The celebration of the birth in 1978 of Louise Brown, the first IVF baby, was the beginning of a revolution in infertility treatment, just as that very birth was met with intense criticism of IVF as subverting the natural order of how conception occurs. Ultimately medical follow-up on IVF babies demonstrated that the IVF technique is safe and does not pose a risk to the healthy development of IVF babies. And most criticism, except that of the Roman Catholic Church, has melted away as some four million babies worldwide have been conceived, to the joy of parents who considered IVF to be their last hope for pregnancy and parenthood. IVF is now used in 3 percent of all live births in developed countries.
Since those of us who have grappled for years with infertility often come to feel singled out for unwarranted reproductive distress, I thought readers of this blog might be interested to know a bit about the multi-pronged battles waged by Dr. Edwards and Steptoe (Dr. Steptoe, who died in 1988, is not being named as a co-recipient of the Nobel Prize, as it is not awarded posthumously). My empathy for their ordeal is only surpassed by my gratitude that ultimately they triumphed so magnificently!
Medically, Edwards and Steptoe did their work in England, devoting over 20 years to solving problems related to getting eggs and sperm to mature and unite successfully outside the body. They were denied government funding for their IVF research, but their persistence paid off in their abilities to procure private funds. They were attacked, both by clinicians and by ethicists, many of whom were ultimately won over as their own colleagues became more familiar with the successes of IVF. Dr. Edwards, who filed 8 libel actions in one day, proclamed "I won them all, but the work and worry restricted research for several years."
Edwards's and Steptoes's initial medical research was slowed by a series of frustrations in being unable to get eggs to mature outside the body, then in being unable to get fertilized eggs to implant in the uterus successfully, and ultimately in transferring more than 40 embryos before obtaining their first pregnancy. That pregnancy was ectopic and was aborted before Louise Brown was born from the second pregnancy.
But that was back in 1978. Why has it taken so long for the Nobel Committee to offer much-deserved public recognition to these IVF pioneers? Dr. Steptoe is now deceased, and Dr. Edwards, age 85, is "not in a position to understand the honor he has received today," says Dr. Michael Macnamee, a longtime colleague. Since the prize-giving committee's deliberations are confidential, it is not possible to know for certain about the delay in awarding the Nobel Prize. The New York Times reports that the committee shies away from controversial people and issues. Certainly the prolonged ethical objections to IVF may have contributed to the delay, as may have Dr. Edwards's political views as a committed socialist.

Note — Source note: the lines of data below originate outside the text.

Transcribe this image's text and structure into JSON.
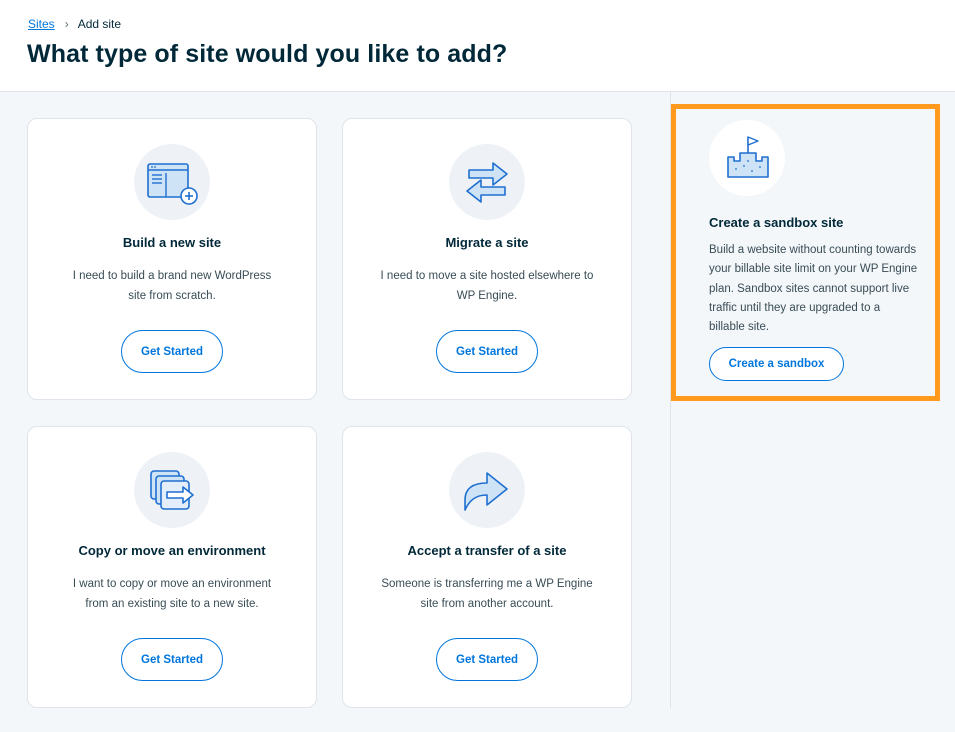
{
  "breadcrumb": {
    "link": "Sites",
    "separator": "›",
    "current": "Add site"
  },
  "page_title": "What type of site would you like to add?",
  "cards": [
    {
      "icon": "browser-window-add-icon",
      "title": "Build a new site",
      "description": "I need to build a brand new WordPress site from scratch.",
      "button": "Get Started"
    },
    {
      "icon": "migrate-arrows-icon",
      "title": "Migrate a site",
      "description": "I need to move a site hosted elsewhere to WP Engine.",
      "button": "Get Started"
    },
    {
      "icon": "copy-environment-icon",
      "title": "Copy or move an environment",
      "description": "I want to copy or move an environment from an existing site to a new site.",
      "button": "Get Started"
    },
    {
      "icon": "transfer-share-arrow-icon",
      "title": "Accept a transfer of a site",
      "description": "Someone is transferring me a WP Engine site from another account.",
      "button": "Get Started"
    }
  ],
  "sandbox": {
    "icon": "sandcastle-icon",
    "title": "Create a sandbox site",
    "description": "Build a website without counting towards your billable site limit on your WP Engine plan. Sandbox sites cannot support live traffic until they are upgraded to a billable site.",
    "button": "Create a sandbox"
  },
  "colors": {
    "accent": "#0076dc",
    "highlight_border": "#ff9a1f",
    "heading": "#002838",
    "background": "#f4f7fa"
  }
}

Whatever the reason for the delay, today is a day to celebrate! People with infertility the world over know what it is to wait, we know what it is to be misunderstood, we know what it is to persist through emotional turmoil and medical disappointment. Some of us know what it is to rejoice. In the spirit of empathy for Nobel Laureate Edwards's grit and determination, for his medical persistence and vision, and for his magnificent contribution to the joy of many families around the world, I join with millions of others to salute him!